Audit suggested shortening appeal timelines for injured workers
The Ontario Network of Injured Workers Groups (ONIWG) has raised its voice against the Workplace Safety Insurance Board's (WSIB) consultation process on KPMG's "Value for Money Audit," which examined the Board's Dispute Resolution and Appeals process. The proposed changes from the audit have sparked concerns among ONIWG and other labor groups, as they believe it could negatively impact injured workers' ability to appeal their claims.
Wayne Harris, vice-president of ONIWG, expressed discontent with the direction the WSIB is taking. "As it stands, KPMG's recommendations would take a sledgehammer to the appeal rights of injured workers by introducing unnecessary time limits that will make the appeals process even more confusing and bureaucratic. In short, the proposed changes will lead to fewer injured workers appealing their WSIB claims, which will result in the Board saving a buck. As injured workers, we know that the appeals process provides us a shot at receiving fair decisions following injury and/or illness."
The ONIWG demands the WSIB reevaluates and democratizes its consultation process on the audit's recommendations, claiming the time frame provided for written submissions and feedback was insufficient. Stakeholders, including injured workers, were given 6 weeks to respond to the sweeping changes proposed by the audit, which could significantly affect their appeal rights.
Janet Paterson, president of ONIWG, outlined three specific changes the group seeks to ensure a transparent and fair consultation process. She asserts, "the deadline to make written submissions should be extended by 6 months, so everyone has the necessary amount of time to develop their responses... All injured workers who could be impacted by the proposed changes should be notified by the WSIB to ensure that they have an opportunity to respond."
The WSIB issued a statement to Canadian Occupational Safety defending its intentions, saying its goal is to simplify and expedite the dispute resolution process for claimants. They maintain the proposed changes aim to meet the needs and expectations of the people they are here to help.
"We want to do everything possible to make it simple, easy, and faster for people to resolve a dispute on their claim without having to go through a lengthy appeals process," the WSIB spokesperson commented.
Regarding the consultation process, the WSIB highlighted its efforts to include stakeholder input, having conducted a written public consultation on the recommendations of the value-for-money audit from June 8 to July 21, 2023. The Board received 47 submissions during this period.
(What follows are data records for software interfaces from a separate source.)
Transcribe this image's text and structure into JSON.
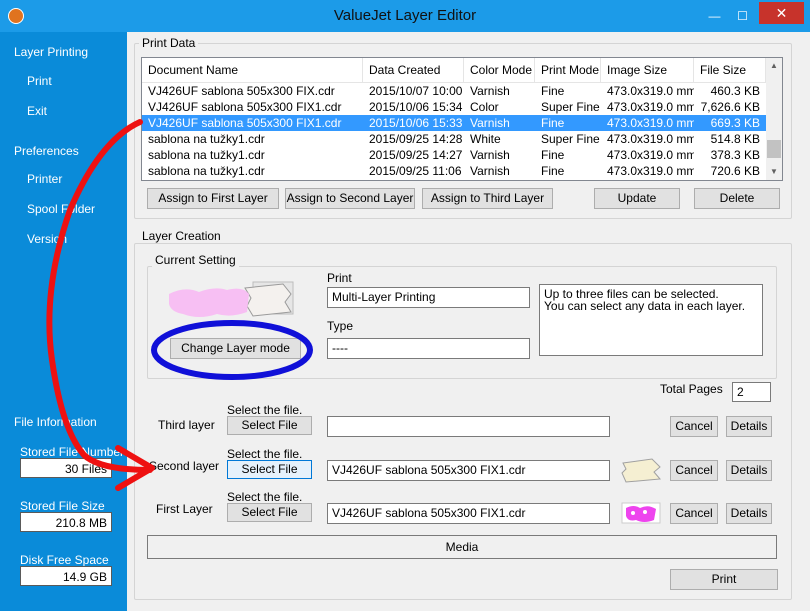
{
  "window": {
    "title": "ValueJet Layer Editor",
    "minimize": "—",
    "maximize": "☐",
    "close": "✕"
  },
  "sidebar": {
    "layer_printing": "Layer Printing",
    "print": "Print",
    "exit": "Exit",
    "preferences": "Preferences",
    "printer": "Printer",
    "spool_folder": "Spool Folder",
    "version": "Version",
    "file_information": "File Information",
    "stored_file_number_label": "Stored File Number",
    "stored_file_number": "30 Files",
    "stored_file_size_label": "Stored File Size",
    "stored_file_size": "210.8 MB",
    "disk_free_space_label": "Disk Free Space",
    "disk_free_space": "14.9 GB"
  },
  "print_data": {
    "title": "Print Data",
    "columns": [
      "Document Name",
      "Data Created",
      "Color Mode",
      "Print Mode",
      "Image Size",
      "File Size"
    ],
    "rows": [
      [
        "VJ426UF sablona 505x300 FIX.cdr",
        "2015/10/07 10:00",
        "Varnish",
        "Fine",
        "473.0x319.0 mm",
        "460.3 KB"
      ],
      [
        "VJ426UF sablona 505x300 FIX1.cdr",
        "2015/10/06 15:34",
        "Color",
        "Super Fine",
        "473.0x319.0 mm",
        "7,626.6 KB"
      ],
      [
        "VJ426UF sablona 505x300 FIX1.cdr",
        "2015/10/06 15:33",
        "Varnish",
        "Fine",
        "473.0x319.0 mm",
        "669.3 KB"
      ],
      [
        "sablona na tužky1.cdr",
        "2015/09/25 14:28",
        "White",
        "Super Fine",
        "473.0x319.0 mm",
        "514.8 KB"
      ],
      [
        "sablona na tužky1.cdr",
        "2015/09/25 14:27",
        "Varnish",
        "Fine",
        "473.0x319.0 mm",
        "378.3 KB"
      ],
      [
        "sablona na tužky1.cdr",
        "2015/09/25 11:06",
        "Varnish",
        "Fine",
        "473.0x319.0 mm",
        "720.6 KB"
      ]
    ],
    "selected_row": 2,
    "assign_first": "Assign to First Layer",
    "assign_second": "Assign to Second Layer",
    "assign_third": "Assign to Third Layer",
    "update": "Update",
    "delete": "Delete"
  },
  "layer_creation": {
    "title": "Layer Creation",
    "current_setting": "Current Setting",
    "change_layer_mode": "Change Layer mode",
    "print_label": "Print",
    "print_value": "Multi-Layer Printing",
    "type_label": "Type",
    "type_value": "----",
    "info_text": "Up to three files can be selected.\nYou can select any data in each layer.",
    "total_pages_label": "Total Pages",
    "total_pages": "2",
    "select_the_file": "Select the file.",
    "select_file": "Select File",
    "cancel": "Cancel",
    "details": "Details",
    "third_layer": "Third layer",
    "third_file": "",
    "second_layer": "Second layer",
    "second_file": "VJ426UF sablona 505x300 FIX1.cdr",
    "first_layer": "First Layer",
    "first_file": "VJ426UF sablona 505x300 FIX1.cdr",
    "media": "Media",
    "print_button": "Print"
  },
  "colors": {
    "accent": "#0a8bd9",
    "selection": "#3399ff",
    "close": "#c7332b",
    "annotation_red": "#ee1111",
    "annotation_blue": "#1010d8"
  }
}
The WSIB further addressed ONIWG's involvement, noting that the group has been engaged in the consultation process for over a year, being invited to provide feedback during both the KPMG audit and the WSIB public consultation.
"All of the valuable feedback received will be carefully reviewed and considered. Stakeholder submissions received will be posted on this page in September," the WSIB spokesperson stated.
While ONIWG raises concerns over the potential impact on injured workers' appeal rights, the WSIB clarified the appeals system comprises multiple stages, including an option for claimants to appeal to the independent Workplace Safety and Insurance Appeals Tribunal (WSIAT) if they disagree with a WSIB appeals decision.
The tension between ONIWG and the WSIB underscores the importance of constructive dialogue and collaboration when addressing issues that affect stakeholders significantly. The process of improving the appeals system while safeguarding the rights of injured workers demands a transparent and inclusive approach, where all voices are heard and considered.